*** Opening of THE RECORDS ***
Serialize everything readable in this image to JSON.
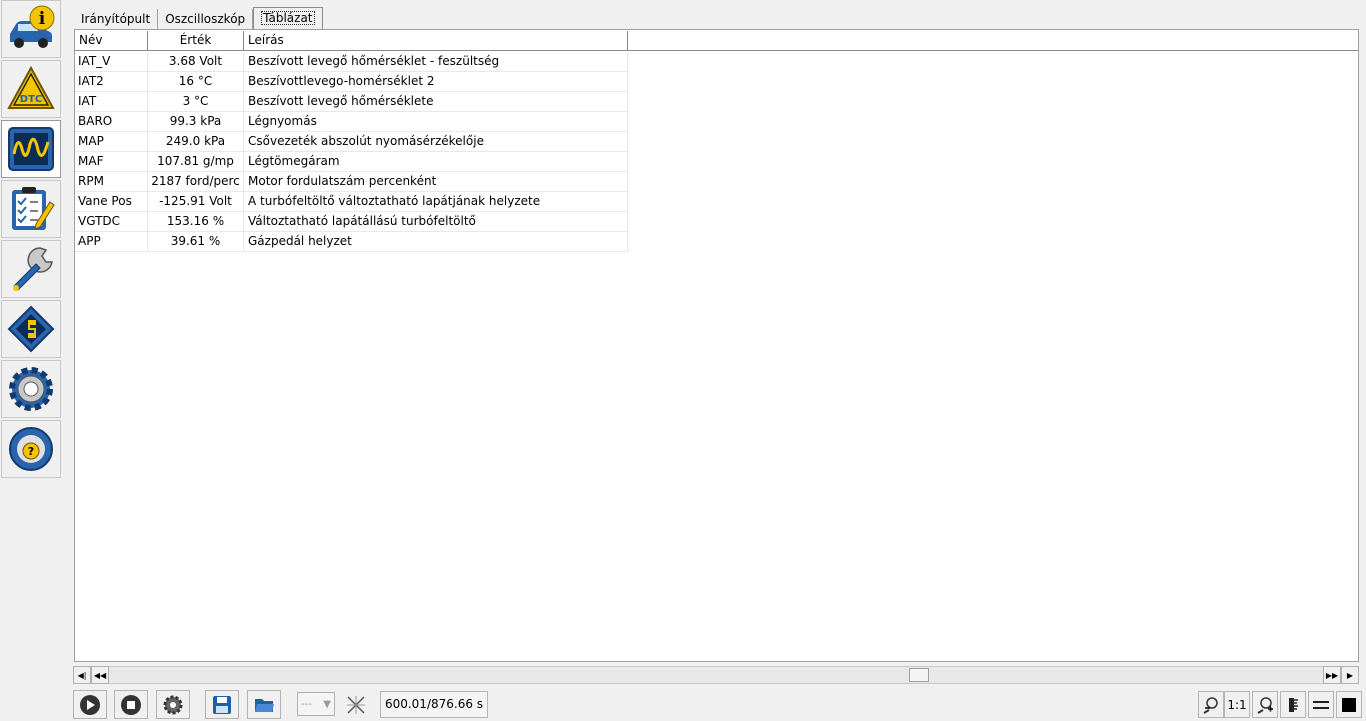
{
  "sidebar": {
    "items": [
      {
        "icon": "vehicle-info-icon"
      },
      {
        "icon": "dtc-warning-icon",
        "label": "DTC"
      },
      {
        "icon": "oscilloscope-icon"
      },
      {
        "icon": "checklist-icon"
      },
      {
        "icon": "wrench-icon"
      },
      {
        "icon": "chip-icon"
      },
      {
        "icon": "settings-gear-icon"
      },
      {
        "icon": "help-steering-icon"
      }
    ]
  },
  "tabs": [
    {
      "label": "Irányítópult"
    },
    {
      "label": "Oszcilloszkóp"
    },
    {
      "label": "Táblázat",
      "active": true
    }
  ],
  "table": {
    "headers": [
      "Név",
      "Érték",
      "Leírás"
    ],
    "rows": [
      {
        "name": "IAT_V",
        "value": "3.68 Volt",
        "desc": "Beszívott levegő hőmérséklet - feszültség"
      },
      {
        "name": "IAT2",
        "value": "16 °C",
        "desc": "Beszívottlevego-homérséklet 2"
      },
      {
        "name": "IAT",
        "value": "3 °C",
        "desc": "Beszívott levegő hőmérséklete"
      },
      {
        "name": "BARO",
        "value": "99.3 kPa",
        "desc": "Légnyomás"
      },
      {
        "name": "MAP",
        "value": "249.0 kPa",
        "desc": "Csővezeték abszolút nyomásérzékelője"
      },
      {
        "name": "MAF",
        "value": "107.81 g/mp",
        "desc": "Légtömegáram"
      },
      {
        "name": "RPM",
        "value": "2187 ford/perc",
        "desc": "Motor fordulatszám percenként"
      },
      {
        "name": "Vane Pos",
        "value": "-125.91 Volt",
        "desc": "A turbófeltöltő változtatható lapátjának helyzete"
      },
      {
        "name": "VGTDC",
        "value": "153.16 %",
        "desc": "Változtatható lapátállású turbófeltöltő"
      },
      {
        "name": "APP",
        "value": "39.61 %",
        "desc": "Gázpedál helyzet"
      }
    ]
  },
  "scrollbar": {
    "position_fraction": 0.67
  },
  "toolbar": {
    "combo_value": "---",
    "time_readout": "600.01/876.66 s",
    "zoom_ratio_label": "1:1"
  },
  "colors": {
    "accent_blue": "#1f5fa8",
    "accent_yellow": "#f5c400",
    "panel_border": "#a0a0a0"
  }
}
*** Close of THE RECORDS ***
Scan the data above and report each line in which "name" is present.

▶ EXERCISE RESULT
        "name": "IAT_V",
        "name": "IAT2",
        "name": "IAT",
        "name": "BARO",
        "name": "MAP",
        "name": "MAF",
        "name": "RPM",
        "name": "Vane Pos",
        "name": "VGTDC",
        "name": "APP",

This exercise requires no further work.